As a small business owner and entrepreneur, it can sometimes become easy to get bogged down in the everyday running of your business or to become side tracked by non-essential issues. There’s so much to think about when you have to do most things on your own that developing your business can fall to the bottom of your priority list.
This is a dangerous habit to get into because if you don’t keep investing your time, ideas and energy (not to mention your capital) into growing your business, you’ll find yourself being quickly overtaken by newer, keener kids on the block.
So, I’ve come up with five ideas below to keep your thinking fresh and to help you get focused when you’re finding yourself overwhelmed by the minutiae of the day-to-day.
1. Check out of your technology for one whole morning – ideally a whole day. I never check emails first thing because I find that’s the time when I’m most productive and creative; I always try to use that period to get my writing and thinking out of the way. So why not take a technology holiday; a one-man or one-woman “away day”, if you like? If a whole day is too long to be offline, a morning of focused work should still be enough to achieve some good results. Go to a different space where you can think clearly and dedicate yourself to coming up with ways to develop and grow your business. Switch off your phone, disconnect your email (putting my technology into flight safe mode always works for me) and concentrate entirely on the job in hand.
2. Start afresh. One way to approach your away morning/day is to review your business as if you were looking at it from an outsider’s perspective. So: question everything. Why do we do things this way? Is there a better way of doing it? Are we just sticking with familiar behaviours because we’ve always done it like this, and if so, how can we change or improve them? Put the stupid questions to yourself because sometimes they provoke the cleverest answers.

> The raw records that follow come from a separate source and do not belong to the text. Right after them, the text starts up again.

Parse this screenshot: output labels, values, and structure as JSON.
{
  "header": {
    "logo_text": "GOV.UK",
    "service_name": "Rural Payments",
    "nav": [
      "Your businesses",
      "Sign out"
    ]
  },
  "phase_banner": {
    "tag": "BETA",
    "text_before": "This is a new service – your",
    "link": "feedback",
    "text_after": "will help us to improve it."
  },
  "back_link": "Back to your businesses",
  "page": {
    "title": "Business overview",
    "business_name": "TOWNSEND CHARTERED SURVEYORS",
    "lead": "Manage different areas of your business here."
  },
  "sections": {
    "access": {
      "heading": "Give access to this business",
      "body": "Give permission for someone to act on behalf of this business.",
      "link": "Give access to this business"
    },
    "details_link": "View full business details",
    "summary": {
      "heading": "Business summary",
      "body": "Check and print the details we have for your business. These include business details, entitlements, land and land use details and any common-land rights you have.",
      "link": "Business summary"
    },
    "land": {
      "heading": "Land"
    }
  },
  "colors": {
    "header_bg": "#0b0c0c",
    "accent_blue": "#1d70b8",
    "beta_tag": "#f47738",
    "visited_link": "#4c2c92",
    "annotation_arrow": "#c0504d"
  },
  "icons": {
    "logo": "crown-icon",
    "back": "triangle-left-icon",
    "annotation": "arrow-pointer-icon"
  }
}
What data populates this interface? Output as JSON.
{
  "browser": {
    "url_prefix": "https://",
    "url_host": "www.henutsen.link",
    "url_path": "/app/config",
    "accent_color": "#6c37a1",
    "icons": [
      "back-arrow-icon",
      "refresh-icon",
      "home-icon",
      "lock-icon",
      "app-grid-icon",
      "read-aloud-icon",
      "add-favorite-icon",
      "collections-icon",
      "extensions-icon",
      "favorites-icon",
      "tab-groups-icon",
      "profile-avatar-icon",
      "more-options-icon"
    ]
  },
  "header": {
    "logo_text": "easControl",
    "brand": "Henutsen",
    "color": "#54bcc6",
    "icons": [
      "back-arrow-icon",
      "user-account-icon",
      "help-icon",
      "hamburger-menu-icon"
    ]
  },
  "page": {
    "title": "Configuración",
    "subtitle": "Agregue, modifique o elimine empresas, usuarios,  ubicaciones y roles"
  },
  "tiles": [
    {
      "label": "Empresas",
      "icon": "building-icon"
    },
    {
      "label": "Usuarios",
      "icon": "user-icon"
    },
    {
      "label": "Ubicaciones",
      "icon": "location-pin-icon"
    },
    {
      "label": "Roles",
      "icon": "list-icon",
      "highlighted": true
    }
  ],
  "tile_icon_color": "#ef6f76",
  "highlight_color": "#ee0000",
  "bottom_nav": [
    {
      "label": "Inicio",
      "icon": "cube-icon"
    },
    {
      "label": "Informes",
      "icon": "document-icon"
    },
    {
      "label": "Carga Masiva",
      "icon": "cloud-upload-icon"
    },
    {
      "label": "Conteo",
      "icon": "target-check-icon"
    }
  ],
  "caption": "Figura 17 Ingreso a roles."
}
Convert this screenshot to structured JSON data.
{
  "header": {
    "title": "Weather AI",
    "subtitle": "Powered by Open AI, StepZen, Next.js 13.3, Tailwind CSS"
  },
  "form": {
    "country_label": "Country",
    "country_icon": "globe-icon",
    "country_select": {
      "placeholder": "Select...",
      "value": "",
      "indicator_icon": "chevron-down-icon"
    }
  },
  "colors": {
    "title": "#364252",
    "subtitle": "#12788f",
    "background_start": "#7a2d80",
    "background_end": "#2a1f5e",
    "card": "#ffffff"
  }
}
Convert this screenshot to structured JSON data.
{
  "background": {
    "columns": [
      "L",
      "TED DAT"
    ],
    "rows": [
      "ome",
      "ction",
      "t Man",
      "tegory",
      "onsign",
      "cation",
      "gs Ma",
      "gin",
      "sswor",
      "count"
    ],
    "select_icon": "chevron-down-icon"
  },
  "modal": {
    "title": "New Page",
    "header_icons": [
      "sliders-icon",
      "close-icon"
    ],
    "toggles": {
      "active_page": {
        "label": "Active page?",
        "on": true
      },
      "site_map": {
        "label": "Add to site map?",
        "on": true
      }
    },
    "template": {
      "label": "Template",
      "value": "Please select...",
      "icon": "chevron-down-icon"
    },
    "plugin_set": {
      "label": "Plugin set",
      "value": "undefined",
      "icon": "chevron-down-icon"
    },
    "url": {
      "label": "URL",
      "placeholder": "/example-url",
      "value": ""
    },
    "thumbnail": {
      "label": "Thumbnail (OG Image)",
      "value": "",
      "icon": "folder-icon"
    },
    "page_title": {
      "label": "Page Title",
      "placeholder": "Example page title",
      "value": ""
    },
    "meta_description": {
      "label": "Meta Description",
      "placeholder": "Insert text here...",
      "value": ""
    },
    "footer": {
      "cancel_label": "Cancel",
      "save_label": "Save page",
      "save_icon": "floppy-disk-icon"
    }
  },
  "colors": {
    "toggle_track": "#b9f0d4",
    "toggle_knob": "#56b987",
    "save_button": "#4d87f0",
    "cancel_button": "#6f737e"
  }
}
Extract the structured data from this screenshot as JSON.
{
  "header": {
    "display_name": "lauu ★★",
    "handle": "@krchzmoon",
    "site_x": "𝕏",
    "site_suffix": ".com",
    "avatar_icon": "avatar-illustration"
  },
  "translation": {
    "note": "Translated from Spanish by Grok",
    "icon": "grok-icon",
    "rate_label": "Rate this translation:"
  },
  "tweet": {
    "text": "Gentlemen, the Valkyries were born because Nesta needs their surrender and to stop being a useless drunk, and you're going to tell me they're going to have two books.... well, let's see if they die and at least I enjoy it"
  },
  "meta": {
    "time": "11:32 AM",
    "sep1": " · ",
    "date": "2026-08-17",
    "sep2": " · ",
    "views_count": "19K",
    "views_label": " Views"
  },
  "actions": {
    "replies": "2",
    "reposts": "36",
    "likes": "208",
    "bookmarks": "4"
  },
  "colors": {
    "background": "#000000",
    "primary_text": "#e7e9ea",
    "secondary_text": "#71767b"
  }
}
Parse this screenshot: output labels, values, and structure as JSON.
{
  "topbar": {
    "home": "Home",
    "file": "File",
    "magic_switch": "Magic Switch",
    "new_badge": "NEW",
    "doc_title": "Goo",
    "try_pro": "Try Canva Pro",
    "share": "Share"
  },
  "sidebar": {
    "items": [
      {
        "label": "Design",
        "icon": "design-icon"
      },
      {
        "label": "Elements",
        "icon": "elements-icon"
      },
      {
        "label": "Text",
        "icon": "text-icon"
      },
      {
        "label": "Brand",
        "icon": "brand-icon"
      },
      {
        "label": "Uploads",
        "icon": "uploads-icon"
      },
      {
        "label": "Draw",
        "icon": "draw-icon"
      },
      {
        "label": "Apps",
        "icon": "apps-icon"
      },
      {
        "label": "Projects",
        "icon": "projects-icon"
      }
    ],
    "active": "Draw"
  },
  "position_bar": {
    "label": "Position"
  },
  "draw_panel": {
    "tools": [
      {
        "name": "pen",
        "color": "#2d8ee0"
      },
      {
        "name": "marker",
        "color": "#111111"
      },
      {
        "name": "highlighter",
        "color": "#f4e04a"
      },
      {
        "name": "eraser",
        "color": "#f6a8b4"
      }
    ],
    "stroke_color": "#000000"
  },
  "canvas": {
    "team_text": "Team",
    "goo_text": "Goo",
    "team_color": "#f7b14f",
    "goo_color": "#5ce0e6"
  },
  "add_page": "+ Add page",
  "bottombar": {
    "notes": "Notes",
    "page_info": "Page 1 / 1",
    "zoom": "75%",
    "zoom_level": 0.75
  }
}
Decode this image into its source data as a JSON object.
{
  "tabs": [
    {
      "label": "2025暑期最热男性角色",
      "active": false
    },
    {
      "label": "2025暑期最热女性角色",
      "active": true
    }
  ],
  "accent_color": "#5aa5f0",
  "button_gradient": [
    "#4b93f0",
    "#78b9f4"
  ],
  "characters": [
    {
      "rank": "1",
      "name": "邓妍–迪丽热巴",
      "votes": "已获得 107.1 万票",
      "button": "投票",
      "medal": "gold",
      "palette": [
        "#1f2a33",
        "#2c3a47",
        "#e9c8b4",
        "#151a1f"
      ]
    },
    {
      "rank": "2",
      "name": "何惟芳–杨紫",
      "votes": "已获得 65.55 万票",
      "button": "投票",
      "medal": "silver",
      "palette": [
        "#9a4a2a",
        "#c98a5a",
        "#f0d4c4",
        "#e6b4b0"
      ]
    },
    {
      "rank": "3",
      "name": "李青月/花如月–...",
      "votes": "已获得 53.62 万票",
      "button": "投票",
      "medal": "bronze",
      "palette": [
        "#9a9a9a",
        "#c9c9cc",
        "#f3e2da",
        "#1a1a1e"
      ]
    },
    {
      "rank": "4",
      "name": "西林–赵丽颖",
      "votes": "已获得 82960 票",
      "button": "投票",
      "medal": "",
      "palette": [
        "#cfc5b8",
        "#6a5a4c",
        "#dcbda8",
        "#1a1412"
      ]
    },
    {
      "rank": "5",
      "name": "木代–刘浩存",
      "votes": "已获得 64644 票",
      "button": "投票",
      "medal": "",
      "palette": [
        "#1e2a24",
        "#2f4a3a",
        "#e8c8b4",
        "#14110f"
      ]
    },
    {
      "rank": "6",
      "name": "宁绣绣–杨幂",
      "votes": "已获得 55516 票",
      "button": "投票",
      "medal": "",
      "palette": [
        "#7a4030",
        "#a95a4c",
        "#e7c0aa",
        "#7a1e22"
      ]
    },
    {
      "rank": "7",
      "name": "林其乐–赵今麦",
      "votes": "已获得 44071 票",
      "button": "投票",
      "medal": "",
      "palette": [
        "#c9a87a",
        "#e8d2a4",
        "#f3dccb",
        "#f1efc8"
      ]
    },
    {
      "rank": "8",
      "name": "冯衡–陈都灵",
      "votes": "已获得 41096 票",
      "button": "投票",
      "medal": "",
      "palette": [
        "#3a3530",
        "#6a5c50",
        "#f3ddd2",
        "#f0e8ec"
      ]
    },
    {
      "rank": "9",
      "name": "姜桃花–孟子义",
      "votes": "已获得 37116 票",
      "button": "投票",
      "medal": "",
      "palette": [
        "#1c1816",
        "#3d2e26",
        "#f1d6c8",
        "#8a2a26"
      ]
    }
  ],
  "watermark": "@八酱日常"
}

3. Educate yourself. Another thing to do in this planning /thinking session is to take along all the business magazines, industry publications, podcasts, newspaper and website clippings etc. that you’ve been planning to read and listen to for as long as you can remember. Skim through them all and make notes on what’s going on outside your world (without checking your email if you need to go online to access information!) What are your competitors doing? What’s best practice in other industries? What can you learn and emulate in your business that will take you that next step forward? Is there a course you could take that would help you develop your business or books you could read? Note all of this down and order the three books that you think will most impact your personal or professional development as soon as you finish your away day session. And then read them.
4. Think holistically. Taking your business forward does not always mean creating the next big thing. There are lots of other areas you can improve in your business to make you more profitable, efficient and focused. Think about how you invoice, how you interact with clients, how you present your work, what technologies you are using, how you manage your staff (if you have them), where you source your product, whether there are other markets you could enter etc. Again, look at other industries to see what you could learn from their processes and activities.
5. Don’t try to do it all at once. Once you’ve had a good look over the parapet at the landscape beyond your office walls, then step back and choose your top three priorities for the next six months. Once you’ve identified these, come up with a strategy and supporting tactics to make these priorities become a reality. Set targets along the way which will help you to see that you are gaining traction in these areas – small, incremental wins achieved every single day amount to huge wins over the long term, as the Japanese “kaizen” approach teaches us. Take it slow and steady but most importantly make sure you get on with it straightaway.
So once you’ve had your strategy session, head back to the office, switch your technology back on and get on with the job of making it happen. The key thing now is to crack on and see if it works: you should have done enough research by going through this process to justify your priorities for the next six months instead of flailing around in the dark wondering where to go next, so feel confident in what you’re doing. And hopefully by taking time out to undertake this exercise, you should feel refreshed and invigorated, knowing broadly where you’re going for the next six months and feeling that you’re back on top of your game, developing your business with clear, justified priorities and regular achievable targets in place.